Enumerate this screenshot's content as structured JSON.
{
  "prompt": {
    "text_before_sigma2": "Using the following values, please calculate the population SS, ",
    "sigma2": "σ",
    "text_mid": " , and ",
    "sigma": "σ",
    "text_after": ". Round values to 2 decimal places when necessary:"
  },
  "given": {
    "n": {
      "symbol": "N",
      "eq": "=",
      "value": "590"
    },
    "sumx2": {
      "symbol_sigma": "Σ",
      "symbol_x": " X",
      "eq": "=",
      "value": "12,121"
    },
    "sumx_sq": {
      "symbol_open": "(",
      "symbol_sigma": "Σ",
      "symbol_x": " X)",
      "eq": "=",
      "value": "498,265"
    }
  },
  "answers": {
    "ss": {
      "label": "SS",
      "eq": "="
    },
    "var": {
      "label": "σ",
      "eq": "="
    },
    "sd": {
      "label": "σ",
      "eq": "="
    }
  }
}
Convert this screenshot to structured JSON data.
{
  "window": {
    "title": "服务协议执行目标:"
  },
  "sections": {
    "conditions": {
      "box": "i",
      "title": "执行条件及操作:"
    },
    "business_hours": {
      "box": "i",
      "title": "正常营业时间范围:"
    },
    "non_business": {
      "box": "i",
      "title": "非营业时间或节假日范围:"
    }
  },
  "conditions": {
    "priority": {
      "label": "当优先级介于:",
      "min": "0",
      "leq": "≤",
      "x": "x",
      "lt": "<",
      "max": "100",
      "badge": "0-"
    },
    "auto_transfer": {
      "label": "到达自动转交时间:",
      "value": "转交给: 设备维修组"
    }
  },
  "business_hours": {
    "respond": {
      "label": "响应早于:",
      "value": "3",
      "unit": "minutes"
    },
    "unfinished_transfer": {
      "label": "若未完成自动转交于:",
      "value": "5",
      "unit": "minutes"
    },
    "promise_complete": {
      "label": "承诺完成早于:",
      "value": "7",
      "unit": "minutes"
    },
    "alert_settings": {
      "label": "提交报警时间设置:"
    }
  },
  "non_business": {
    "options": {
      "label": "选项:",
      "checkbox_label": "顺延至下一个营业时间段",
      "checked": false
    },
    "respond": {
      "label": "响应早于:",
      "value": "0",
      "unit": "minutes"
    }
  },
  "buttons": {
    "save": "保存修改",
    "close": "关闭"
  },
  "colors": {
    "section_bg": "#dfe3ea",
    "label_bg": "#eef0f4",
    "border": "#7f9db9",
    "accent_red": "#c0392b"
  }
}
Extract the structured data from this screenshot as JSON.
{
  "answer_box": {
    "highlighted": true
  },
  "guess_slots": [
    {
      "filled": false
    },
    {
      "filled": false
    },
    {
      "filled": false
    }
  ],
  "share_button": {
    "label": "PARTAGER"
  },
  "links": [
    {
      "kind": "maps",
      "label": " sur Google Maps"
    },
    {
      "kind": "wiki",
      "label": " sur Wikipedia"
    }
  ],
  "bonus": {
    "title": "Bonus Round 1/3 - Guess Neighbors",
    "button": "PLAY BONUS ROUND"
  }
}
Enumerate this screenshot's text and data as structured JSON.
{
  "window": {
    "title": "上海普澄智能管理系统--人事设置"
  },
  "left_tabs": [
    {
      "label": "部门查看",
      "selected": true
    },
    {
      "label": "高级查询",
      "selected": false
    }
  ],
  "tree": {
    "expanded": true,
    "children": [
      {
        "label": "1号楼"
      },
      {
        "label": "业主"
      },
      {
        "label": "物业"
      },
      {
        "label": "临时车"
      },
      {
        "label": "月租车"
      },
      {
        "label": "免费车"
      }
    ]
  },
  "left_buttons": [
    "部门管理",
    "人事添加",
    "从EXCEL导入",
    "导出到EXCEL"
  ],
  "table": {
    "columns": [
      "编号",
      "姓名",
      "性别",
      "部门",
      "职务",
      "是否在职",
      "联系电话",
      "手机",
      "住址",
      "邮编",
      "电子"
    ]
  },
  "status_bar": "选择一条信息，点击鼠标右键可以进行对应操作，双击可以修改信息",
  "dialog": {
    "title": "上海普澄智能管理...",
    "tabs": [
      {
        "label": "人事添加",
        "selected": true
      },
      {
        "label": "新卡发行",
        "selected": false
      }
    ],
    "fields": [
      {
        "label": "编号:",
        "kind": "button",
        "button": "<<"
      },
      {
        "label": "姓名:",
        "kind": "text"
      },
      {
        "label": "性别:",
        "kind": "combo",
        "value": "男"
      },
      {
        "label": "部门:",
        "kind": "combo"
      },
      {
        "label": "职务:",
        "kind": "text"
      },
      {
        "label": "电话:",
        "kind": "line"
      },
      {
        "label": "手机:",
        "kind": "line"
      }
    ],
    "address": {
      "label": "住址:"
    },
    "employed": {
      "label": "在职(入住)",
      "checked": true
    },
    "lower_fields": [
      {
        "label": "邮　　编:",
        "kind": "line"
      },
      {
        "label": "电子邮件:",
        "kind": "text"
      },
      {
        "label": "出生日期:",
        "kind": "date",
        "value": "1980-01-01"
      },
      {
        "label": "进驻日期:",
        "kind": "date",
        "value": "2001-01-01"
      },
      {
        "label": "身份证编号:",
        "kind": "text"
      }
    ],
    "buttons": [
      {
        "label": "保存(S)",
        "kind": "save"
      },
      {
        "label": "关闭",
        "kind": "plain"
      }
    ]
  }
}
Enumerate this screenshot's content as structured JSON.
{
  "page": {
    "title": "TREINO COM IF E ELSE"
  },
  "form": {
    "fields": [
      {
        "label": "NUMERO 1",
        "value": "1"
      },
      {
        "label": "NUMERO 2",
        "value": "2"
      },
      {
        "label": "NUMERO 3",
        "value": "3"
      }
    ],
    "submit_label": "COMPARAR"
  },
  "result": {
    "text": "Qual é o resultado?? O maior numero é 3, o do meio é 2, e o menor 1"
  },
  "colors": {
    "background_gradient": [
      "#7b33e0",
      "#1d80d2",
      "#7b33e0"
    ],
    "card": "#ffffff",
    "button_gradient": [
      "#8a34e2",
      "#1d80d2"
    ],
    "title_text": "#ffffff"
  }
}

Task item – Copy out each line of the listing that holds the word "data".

Result of the task –
Convert this screenshot to structured JSON data.
Extract the structured data from this screenshot as JSON.
Enumerate this screenshot's text and data as structured JSON.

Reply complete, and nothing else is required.